Lord Inglewood sat in awkward silence as Baroness Hollis of Heigham, a La- bour frontbencher, repeatedly pressed the old Etonian on whether he thought 50p an hour was an acceptable wage.
Earlier, he declared he was not going to engage in a Dutch auction. "We believe people should not hold out indefinitely for a given level of remuneration," the minister said as peers considered the Jobseekers Bill on Report.
Lady Hollis had moved an amendment protecting claimants from being required to accept work at less than income support rates - £37 a week for someone under 25, £46.50 for over 25s, and £73 for an unemployed couple without children.
"It is a poverty line. They can't live below it," she said. Yet 1.25m were now earning less than £2.50 an hour and 660,000 people were earning less than £1.50 an hour - well below income support rates.

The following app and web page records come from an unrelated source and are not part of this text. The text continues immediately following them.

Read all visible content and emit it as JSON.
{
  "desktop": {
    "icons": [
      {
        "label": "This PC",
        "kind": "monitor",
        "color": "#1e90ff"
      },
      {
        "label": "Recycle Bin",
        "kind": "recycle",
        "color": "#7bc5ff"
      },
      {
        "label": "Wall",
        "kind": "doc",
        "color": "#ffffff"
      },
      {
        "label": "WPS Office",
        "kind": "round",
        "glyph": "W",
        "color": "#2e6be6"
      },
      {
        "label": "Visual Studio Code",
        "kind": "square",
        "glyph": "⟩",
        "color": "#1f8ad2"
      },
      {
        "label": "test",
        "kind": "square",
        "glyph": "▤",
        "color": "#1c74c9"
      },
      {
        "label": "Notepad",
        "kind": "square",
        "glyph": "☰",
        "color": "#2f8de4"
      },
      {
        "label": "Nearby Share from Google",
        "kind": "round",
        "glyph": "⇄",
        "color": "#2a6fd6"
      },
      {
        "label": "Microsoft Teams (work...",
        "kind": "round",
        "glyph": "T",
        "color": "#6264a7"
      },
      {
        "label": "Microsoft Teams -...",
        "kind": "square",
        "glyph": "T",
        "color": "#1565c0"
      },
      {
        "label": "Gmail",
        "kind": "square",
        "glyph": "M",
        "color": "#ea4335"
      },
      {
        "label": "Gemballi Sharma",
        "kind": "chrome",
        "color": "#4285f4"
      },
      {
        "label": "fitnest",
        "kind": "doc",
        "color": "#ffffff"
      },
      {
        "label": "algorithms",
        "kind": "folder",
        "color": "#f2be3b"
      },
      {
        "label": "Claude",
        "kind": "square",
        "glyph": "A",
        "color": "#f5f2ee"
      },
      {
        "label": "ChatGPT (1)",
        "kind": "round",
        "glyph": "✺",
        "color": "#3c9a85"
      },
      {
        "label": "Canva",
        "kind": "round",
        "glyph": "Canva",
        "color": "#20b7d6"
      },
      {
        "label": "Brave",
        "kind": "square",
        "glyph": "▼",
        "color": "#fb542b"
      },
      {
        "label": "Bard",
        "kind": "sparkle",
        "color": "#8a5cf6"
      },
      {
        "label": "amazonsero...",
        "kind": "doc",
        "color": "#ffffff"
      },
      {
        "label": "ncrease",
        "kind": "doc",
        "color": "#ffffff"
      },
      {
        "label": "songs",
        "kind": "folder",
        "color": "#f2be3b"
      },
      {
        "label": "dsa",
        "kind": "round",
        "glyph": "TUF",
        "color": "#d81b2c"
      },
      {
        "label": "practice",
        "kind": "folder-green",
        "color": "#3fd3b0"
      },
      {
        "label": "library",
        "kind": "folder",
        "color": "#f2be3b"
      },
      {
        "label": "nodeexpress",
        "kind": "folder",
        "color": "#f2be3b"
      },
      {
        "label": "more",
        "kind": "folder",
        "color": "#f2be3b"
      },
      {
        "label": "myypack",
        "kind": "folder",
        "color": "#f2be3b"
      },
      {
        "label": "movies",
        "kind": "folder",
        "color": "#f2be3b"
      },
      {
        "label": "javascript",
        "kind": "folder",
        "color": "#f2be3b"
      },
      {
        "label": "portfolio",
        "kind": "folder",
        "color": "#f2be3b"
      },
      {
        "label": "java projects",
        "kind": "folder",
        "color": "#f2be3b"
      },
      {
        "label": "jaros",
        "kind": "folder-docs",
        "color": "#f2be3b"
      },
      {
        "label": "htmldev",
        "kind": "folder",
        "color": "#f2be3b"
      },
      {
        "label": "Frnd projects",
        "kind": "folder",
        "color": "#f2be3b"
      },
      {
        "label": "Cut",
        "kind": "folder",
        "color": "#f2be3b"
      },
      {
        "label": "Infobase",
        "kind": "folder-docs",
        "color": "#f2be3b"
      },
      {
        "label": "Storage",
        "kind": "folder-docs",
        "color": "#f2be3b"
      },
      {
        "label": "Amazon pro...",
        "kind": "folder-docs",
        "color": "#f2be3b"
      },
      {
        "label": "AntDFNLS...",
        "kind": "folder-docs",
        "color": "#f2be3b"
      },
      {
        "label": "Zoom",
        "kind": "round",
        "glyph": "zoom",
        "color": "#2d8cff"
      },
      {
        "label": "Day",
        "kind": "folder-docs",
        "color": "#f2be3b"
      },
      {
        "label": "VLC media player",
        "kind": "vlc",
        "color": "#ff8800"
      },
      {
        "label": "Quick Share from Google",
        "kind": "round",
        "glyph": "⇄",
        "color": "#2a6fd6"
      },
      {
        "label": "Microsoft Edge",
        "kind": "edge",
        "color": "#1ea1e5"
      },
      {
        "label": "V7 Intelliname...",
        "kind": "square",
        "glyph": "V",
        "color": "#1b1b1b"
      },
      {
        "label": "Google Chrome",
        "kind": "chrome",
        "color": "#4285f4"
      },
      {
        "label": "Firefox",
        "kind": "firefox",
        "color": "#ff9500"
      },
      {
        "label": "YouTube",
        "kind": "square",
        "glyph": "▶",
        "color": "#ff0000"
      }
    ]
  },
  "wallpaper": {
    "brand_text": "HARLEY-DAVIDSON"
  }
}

"Cutting wages doesn't create more jobs. It merely pays less for the same job." Lady Hollis argued that employers, with the support of Department of Employment staff, would be able to offer what they liked, knowing that the claimant would be forced to accept. Under the Bill, to refuse could mean the loss of benefit.
"That is not a labour market, it is forced labour at exploitative pay," she said.
Lady Williams, the former Labour Cabinet minister turned founder Liberal Democrat, said claimants would face a "prisoner's dilemma" when asked by the department what was the lowest wage they would accept. Too low a figure and his family might suffer; too high and it might be an unreasonable condition. Without the amendment, the route proposed by the Government would be expensive for the taxpayer and come close to "coercive labour".
Lord Inglewood emphasised there was no point in holding out for a rate of pay that was no longer realistic. "After six months we would expect the jobseeker to place no restriction on the rate of pay."
Provoking an angry interruption from the veteran employment specialist Lord McCarthy, he said the service placed 4 million people a year, yet since present arrangements began in 1989 no example could be found where it had been "an instrument of exploitation on behalf of the employer".
Lord McCarthy said that was simply because the minister did not recognise "starvation wages" as exploitation. But Lord Inglewood did not want to bandy wage rates and insisted Labour's amendment would "close off opportunities for job-seekers of getting back to work".
No one other than the minister spoke on the government side. However, numbers spoke louder than words and the wages floor amendment was rejected by 160 votes to 121.
Employment was briefly a contentious issue in the Commons when a Tory backbench Bill to make it an offence for anyone knowingly to employ an illegal immigrant cleared its first Commons hurdle with a nine-vote majority.
MPs approved the introduction of Nigel Waterson's Employment of Illegal Immigrants Bill by 74 to 65. The Eastbourne Tory told the House that the Home Office was unable to say how many illegal immigrants were in Britain. It was claimed 40,000 entered each year with only one in seven being caught. "A significant number of those employed in hotels and restaurants or factories or farms at harvest-time are illegal immigrants." He would have offending employers jailed for up to five years. But Neil Gerrard, Labour MP for Walthamstow, said it was a "nasty, vicious little proposal" based on prejudice. If implemented it would "foster prejudice and destroy good race relations".
It will not be implemented, as there is no room for more private members' Bills on the parliamentary timetable. The same constraints do not apply to Government measures such as the Gas Bill. Aimed at opening up the industry to competition, the measure completed its Commons stages last night, getting a Third Reading by 297 votes to 228, and now goes to the House of Lords.
Douglas Hurd, the Foreign Secretary, twitted his Labour shadow Robin Cook for indulging in a "nostalgic dream" of his unilateralist past as the two extracted party points from last week's agreement to extend indefinitely the nuclear Non-Proliferation Treaty.
Mr Cook particularly welcomed the Government's endorsement of the declaration aimed at the elimination of nuclear weapons - a declaration he said it had privately lobbied against. The Government would be judged on its remaining two years on what steps it took "on working towards a world without nuclear weapons", he added.
But, defending the Trident force as a minimum deterrent, Mr Hurd said Britain's nuclear explosive power in 1998 would be 59 per cent below that of the 1970s. "In a world in which American and Russian nuclear forces were counted in hundreds rather than thousands, this would be one in which we would respond to the challenge of multilateral talks on the global reduction of nuclear weapons. I think that is reasonable."Reuse content